In order to evaluate the genetic diversity and to recover the gene pool of the Knifefish Notopterus notopterus in the Mekong River delta, we used protein electrophoresis SDS-PAGE. Following the detection of different genital papillae of mature males and females during the spawning season, we initially applied artificial propagating medicine by using hormone LRH-A3+Dom type to deduce whether fertilization and hatching occurred or not. Results showed that most of the protein profile samples were similar to each other, indicating that the genetic diversity of this species is already narrow and likely to decline further in the near future. The inducing hormone LRH-A3+Dom was applied at three different decisive rates of 70μg, 100μg, and 150μg LRH-A3/kg for 10 female fish at half of the decisive rates used for three male fish. The results revealed that inducing hormone used at a rate of 150mg LRH-A3/kg gave the highest percentages of fertilization and hatching (100%). Given our initial successful results of artificial propagation, and the species' economically important food value, this species could become an important fish species, commercially speaking, in the near future.

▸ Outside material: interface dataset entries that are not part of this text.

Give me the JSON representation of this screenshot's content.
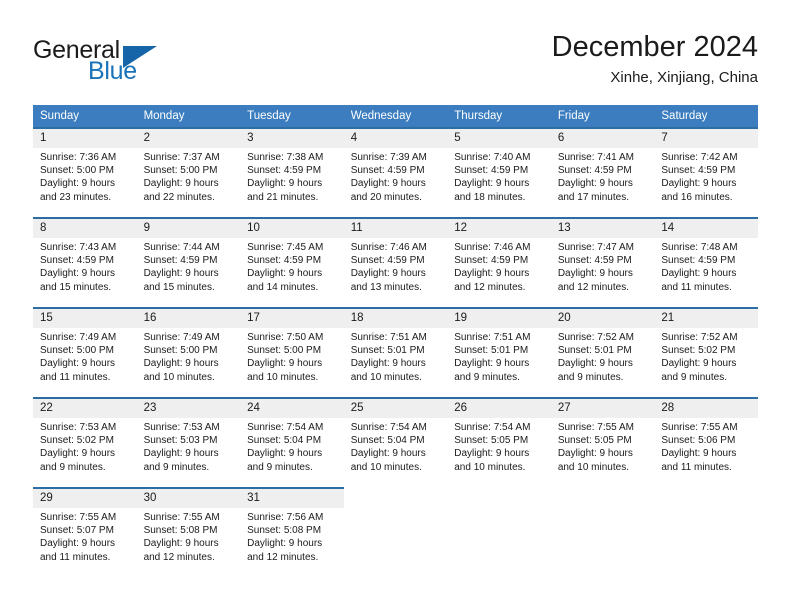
{
  "brand": {
    "word_one": "General",
    "word_two": "Blue",
    "triangle_color": "#1565a8",
    "blue_color": "#1a72b8"
  },
  "header": {
    "title": "December 2024",
    "location": "Xinhe, Xinjiang, China"
  },
  "theme": {
    "header_row_bg": "#3b7dbf",
    "day_number_bg": "#efefef",
    "cell_top_border": "#2e6da4",
    "text_color": "#1b1b1b"
  },
  "weekdays": [
    "Sunday",
    "Monday",
    "Tuesday",
    "Wednesday",
    "Thursday",
    "Friday",
    "Saturday"
  ],
  "labels": {
    "sunrise_prefix": "Sunrise:",
    "sunset_prefix": "Sunset:",
    "daylight_prefix": "Daylight:"
  },
  "weeks": [
    [
      {
        "day": "1",
        "sunrise": "Sunrise: 7:36 AM",
        "sunset": "Sunset: 5:00 PM",
        "daylight_line1": "Daylight: 9 hours",
        "daylight_line2": "and 23 minutes."
      },
      {
        "day": "2",
        "sunrise": "Sunrise: 7:37 AM",
        "sunset": "Sunset: 5:00 PM",
        "daylight_line1": "Daylight: 9 hours",
        "daylight_line2": "and 22 minutes."
      },
      {
        "day": "3",
        "sunrise": "Sunrise: 7:38 AM",
        "sunset": "Sunset: 4:59 PM",
        "daylight_line1": "Daylight: 9 hours",
        "daylight_line2": "and 21 minutes."
      },
      {
        "day": "4",
        "sunrise": "Sunrise: 7:39 AM",
        "sunset": "Sunset: 4:59 PM",
        "daylight_line1": "Daylight: 9 hours",
        "daylight_line2": "and 20 minutes."
      },
      {
        "day": "5",
        "sunrise": "Sunrise: 7:40 AM",
        "sunset": "Sunset: 4:59 PM",
        "daylight_line1": "Daylight: 9 hours",
        "daylight_line2": "and 18 minutes."
      },
      {
        "day": "6",
        "sunrise": "Sunrise: 7:41 AM",
        "sunset": "Sunset: 4:59 PM",
        "daylight_line1": "Daylight: 9 hours",
        "daylight_line2": "and 17 minutes."
      },
      {
        "day": "7",
        "sunrise": "Sunrise: 7:42 AM",
        "sunset": "Sunset: 4:59 PM",
        "daylight_line1": "Daylight: 9 hours",
        "daylight_line2": "and 16 minutes."
      }
    ],
    [
      {
        "day": "8",
        "sunrise": "Sunrise: 7:43 AM",
        "sunset": "Sunset: 4:59 PM",
        "daylight_line1": "Daylight: 9 hours",
        "daylight_line2": "and 15 minutes."
      },
      {
        "day": "9",
        "sunrise": "Sunrise: 7:44 AM",
        "sunset": "Sunset: 4:59 PM",
        "daylight_line1": "Daylight: 9 hours",
        "daylight_line2": "and 15 minutes."
      },
      {
        "day": "10",
        "sunrise": "Sunrise: 7:45 AM",
        "sunset": "Sunset: 4:59 PM",
        "daylight_line1": "Daylight: 9 hours",
        "daylight_line2": "and 14 minutes."
      },
      {
        "day": "11",
        "sunrise": "Sunrise: 7:46 AM",
        "sunset": "Sunset: 4:59 PM",
        "daylight_line1": "Daylight: 9 hours",
        "daylight_line2": "and 13 minutes."
      },
      {
        "day": "12",
        "sunrise": "Sunrise: 7:46 AM",
        "sunset": "Sunset: 4:59 PM",
        "daylight_line1": "Daylight: 9 hours",
        "daylight_line2": "and 12 minutes."
      },
      {
        "day": "13",
        "sunrise": "Sunrise: 7:47 AM",
        "sunset": "Sunset: 4:59 PM",
        "daylight_line1": "Daylight: 9 hours",
        "daylight_line2": "and 12 minutes."
      },
      {
        "day": "14",
        "sunrise": "Sunrise: 7:48 AM",
        "sunset": "Sunset: 4:59 PM",
        "daylight_line1": "Daylight: 9 hours",
        "daylight_line2": "and 11 minutes."
      }
    ],
    [
      {
        "day": "15",
        "sunrise": "Sunrise: 7:49 AM",
        "sunset": "Sunset: 5:00 PM",
        "daylight_line1": "Daylight: 9 hours",
        "daylight_line2": "and 11 minutes."
      },
      {
        "day": "16",
        "sunrise": "Sunrise: 7:49 AM",
        "sunset": "Sunset: 5:00 PM",
        "daylight_line1": "Daylight: 9 hours",
        "daylight_line2": "and 10 minutes."
      },
      {
        "day": "17",
        "sunrise": "Sunrise: 7:50 AM",
        "sunset": "Sunset: 5:00 PM",
        "daylight_line1": "Daylight: 9 hours",
        "daylight_line2": "and 10 minutes."
      },
      {
        "day": "18",
        "sunrise": "Sunrise: 7:51 AM",
        "sunset": "Sunset: 5:01 PM",
        "daylight_line1": "Daylight: 9 hours",
        "daylight_line2": "and 10 minutes."
      },
      {
        "day": "19",
        "sunrise": "Sunrise: 7:51 AM",
        "sunset": "Sunset: 5:01 PM",
        "daylight_line1": "Daylight: 9 hours",
        "daylight_line2": "and 9 minutes."
      },
      {
        "day": "20",
        "sunrise": "Sunrise: 7:52 AM",
        "sunset": "Sunset: 5:01 PM",
        "daylight_line1": "Daylight: 9 hours",
        "daylight_line2": "and 9 minutes."
      },
      {
        "day": "21",
        "sunrise": "Sunrise: 7:52 AM",
        "sunset": "Sunset: 5:02 PM",
        "daylight_line1": "Daylight: 9 hours",
        "daylight_line2": "and 9 minutes."
      }
    ],
    [
      {
        "day": "22",
        "sunrise": "Sunrise: 7:53 AM",
        "sunset": "Sunset: 5:02 PM",
        "daylight_line1": "Daylight: 9 hours",
        "daylight_line2": "and 9 minutes."
      },
      {
        "day": "23",
        "sunrise": "Sunrise: 7:53 AM",
        "sunset": "Sunset: 5:03 PM",
        "daylight_line1": "Daylight: 9 hours",
        "daylight_line2": "and 9 minutes."
      },
      {
        "day": "24",
        "sunrise": "Sunrise: 7:54 AM",
        "sunset": "Sunset: 5:04 PM",
        "daylight_line1": "Daylight: 9 hours",
        "daylight_line2": "and 9 minutes."
      },
      {
        "day": "25",
        "sunrise": "Sunrise: 7:54 AM",
        "sunset": "Sunset: 5:04 PM",
        "daylight_line1": "Daylight: 9 hours",
        "daylight_line2": "and 10 minutes."
      },
      {
        "day": "26",
        "sunrise": "Sunrise: 7:54 AM",
        "sunset": "Sunset: 5:05 PM",
        "daylight_line1": "Daylight: 9 hours",
        "daylight_line2": "and 10 minutes."
      },
      {
        "day": "27",
        "sunrise": "Sunrise: 7:55 AM",
        "sunset": "Sunset: 5:05 PM",
        "daylight_line1": "Daylight: 9 hours",
        "daylight_line2": "and 10 minutes."
      },
      {
        "day": "28",
        "sunrise": "Sunrise: 7:55 AM",
        "sunset": "Sunset: 5:06 PM",
        "daylight_line1": "Daylight: 9 hours",
        "daylight_line2": "and 11 minutes."
      }
    ],
    [
      {
        "day": "29",
        "sunrise": "Sunrise: 7:55 AM",
        "sunset": "Sunset: 5:07 PM",
        "daylight_line1": "Daylight: 9 hours",
        "daylight_line2": "and 11 minutes."
      },
      {
        "day": "30",
        "sunrise": "Sunrise: 7:55 AM",
        "sunset": "Sunset: 5:08 PM",
        "daylight_line1": "Daylight: 9 hours",
        "daylight_line2": "and 12 minutes."
      },
      {
        "day": "31",
        "sunrise": "Sunrise: 7:56 AM",
        "sunset": "Sunset: 5:08 PM",
        "daylight_line1": "Daylight: 9 hours",
        "daylight_line2": "and 12 minutes."
      },
      null,
      null,
      null,
      null
    ]
  ]
}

In Nishimeya Village, Aomori Prefecture, northern Honshu, Japan, where arable lands and apple orchards have been heavily damaged by Japanese Monkeys Macaca fuscata, a project was conducted to reduce the damage by involving eighty-three volunteers to patrol and drive monkeys away in the autumns of 2002 and 2003. The ecological and ethological effects of this project were evaluated by radio-tracking a troop composed of around 40 individuals, with two radio-marked individuals between August 2001 and July 2004. The monkey patrols resulted in: 1) shifting part of the troop memberships into the inner forested area, 2) heightening their sensitivity to humans, and 3) changing their pattern of habitat use. Although such influences of the patrols on the animals may contribute to reducing crop damage, no range shift was found and the effect disappeared with time after the end of the project.

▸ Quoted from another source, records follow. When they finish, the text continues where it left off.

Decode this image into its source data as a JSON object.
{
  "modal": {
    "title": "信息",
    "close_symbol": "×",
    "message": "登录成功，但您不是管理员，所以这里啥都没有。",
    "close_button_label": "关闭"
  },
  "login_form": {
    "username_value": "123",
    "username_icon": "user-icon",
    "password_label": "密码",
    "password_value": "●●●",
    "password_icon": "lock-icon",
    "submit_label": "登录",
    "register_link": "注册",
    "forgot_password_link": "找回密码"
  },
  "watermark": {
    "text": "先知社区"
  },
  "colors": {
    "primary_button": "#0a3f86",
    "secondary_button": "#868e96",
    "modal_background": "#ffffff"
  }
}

DNA extracted from the dental pulp of Sika Deer teeth was used for sexing wild fawns. Based on the difference of the base sequence in the sex-determining region Y (SRY) gene, between sika deer and other mammals, a pair of specific primers was designed for PCR. Six of fifteen fawns were judged to be male and nine female, based on the presence or absence of the SRY gene in PCR products.

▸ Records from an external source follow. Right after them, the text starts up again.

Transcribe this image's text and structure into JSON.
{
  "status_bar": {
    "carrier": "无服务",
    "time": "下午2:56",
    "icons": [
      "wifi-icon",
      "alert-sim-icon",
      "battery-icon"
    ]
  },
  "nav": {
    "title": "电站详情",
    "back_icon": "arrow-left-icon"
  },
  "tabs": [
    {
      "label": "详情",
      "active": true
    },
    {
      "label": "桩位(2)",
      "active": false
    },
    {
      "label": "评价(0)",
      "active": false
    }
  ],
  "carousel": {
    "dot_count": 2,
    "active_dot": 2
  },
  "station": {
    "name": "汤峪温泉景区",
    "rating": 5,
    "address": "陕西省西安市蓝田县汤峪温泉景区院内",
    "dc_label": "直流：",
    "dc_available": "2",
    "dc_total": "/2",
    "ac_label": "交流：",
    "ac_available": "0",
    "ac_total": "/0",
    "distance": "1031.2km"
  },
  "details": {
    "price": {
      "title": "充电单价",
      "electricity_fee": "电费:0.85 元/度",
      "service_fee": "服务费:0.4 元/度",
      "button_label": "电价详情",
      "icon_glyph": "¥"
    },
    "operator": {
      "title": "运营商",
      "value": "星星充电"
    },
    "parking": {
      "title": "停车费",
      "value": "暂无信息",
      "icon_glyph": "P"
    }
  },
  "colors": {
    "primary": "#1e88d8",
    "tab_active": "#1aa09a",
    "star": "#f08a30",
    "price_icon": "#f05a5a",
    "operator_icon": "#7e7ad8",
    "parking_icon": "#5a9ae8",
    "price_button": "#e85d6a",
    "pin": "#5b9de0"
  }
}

A study on the habitat selection and forest edge use of Japanese monkey (Macaca fuscata) was conducted between November 1991 and September 1994 in the Nikko and Imaichi area, central Honshu, Japan. Three monkey troops were radio-tracked and the location data were split into two seasons (leafy/leafless season) for the habitat selection analysis. Vegetation cover was measured from forest edge to its interior to quantify the change of food availability in terms of distance from the edge. Results showed that throughout the year deciduous broad-leaved forests were preferred (leafy season; x^2=93.5, df=5, p<0.001: leafless season; x^2=95.4, df=5, p<0.001), whereas evergreen coniferous plantations were neither preferred nor avoided. Monkeys preferred the forest edges, especially, within 50m from the edge, of all forest types except deciduous broad-leaved forests. In the leafy season, monkeys used deciduous forest edges in accordance with its availability up to 200m interior from its edge. Concentration of understory cover to its forest edge was most distinct in coniferous evergreen plantations. Habitat use patterns corresponded with seasonal food resource distribution patterns in each forest type. When monkeys used agricultural lands, the forest edges and agricultural lands might function to provide cover and food sources, respectively. Thus, in addition to the value of resources provided by singular habitat types, combinations of different habitat types may increase the variety of available resources for Japanese monkeys.